Ottawa, and Bishop Tache, notwithstanding the changed circumstances, thought himself justified in still offering the promised pardon. The half-breeds were calmed by the assurances of the Dominion government. Meanwhile, a force of regular troops and militiamen, under the command of Colonel (now Lord) Wolselev, was being hurried forward. The journey was arduous, and the troops, which left Toronto in June, did not
reach Fort Garry till August.
Thev were not opposed. Riel feltr
doubtful of his position and fled on
their approach. The regular sol-
diers soon returned to Quebec, but
the militiamen spent the winter in Manitoba, and many finally settled 'x
The Meanwhile, an a c t~
Manitoba had been passed by-
Act, 1870. the Dominion parlia-
ment making the Red River colony GOVERNOR ARCHIBALD.
and the surrounding country into the new province of Manitoba. It was to be represented in the Dominion parliament by two senators and four members of the House of Commons; and its local affairs were to be man-aged by a lieutenant-governor~a small legislative council, and an assembly of twenty-four members.-.-The lieutenant-governor, Nvith the help of a council, was also to govern the \forth-West Territories.

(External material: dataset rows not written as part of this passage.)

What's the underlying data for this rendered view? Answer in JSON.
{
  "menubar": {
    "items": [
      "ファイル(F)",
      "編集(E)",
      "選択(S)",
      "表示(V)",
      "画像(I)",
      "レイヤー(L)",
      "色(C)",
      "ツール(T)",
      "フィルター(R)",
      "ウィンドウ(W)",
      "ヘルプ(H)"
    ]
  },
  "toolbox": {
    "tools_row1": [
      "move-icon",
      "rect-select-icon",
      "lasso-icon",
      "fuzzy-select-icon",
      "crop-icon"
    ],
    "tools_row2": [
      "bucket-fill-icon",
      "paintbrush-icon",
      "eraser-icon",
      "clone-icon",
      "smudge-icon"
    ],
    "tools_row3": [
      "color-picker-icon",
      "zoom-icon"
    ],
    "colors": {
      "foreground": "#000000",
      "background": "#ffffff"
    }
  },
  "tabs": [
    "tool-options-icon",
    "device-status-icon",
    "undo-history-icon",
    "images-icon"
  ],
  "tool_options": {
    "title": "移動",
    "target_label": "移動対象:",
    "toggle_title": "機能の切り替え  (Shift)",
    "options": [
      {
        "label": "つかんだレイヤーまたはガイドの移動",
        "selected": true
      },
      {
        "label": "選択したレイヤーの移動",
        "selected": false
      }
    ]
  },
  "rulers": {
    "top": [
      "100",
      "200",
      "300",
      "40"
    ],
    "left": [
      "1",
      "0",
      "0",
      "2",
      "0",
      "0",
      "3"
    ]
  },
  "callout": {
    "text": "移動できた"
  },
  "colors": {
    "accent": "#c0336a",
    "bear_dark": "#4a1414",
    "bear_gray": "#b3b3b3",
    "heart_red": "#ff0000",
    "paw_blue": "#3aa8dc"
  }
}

The Fenians In May, 1870, the Fenians made a raid Again• into Lower Canada, but were met at Eccles Hill by a force of Canadian volunteers under the command of Colonel Chamberlin, who was after-wards presented with a sword for his gallantry on this occasion. The Fenians were speedily driven back across the border, but in the following year they threatened 1\'Ianitoba, gathering in the United States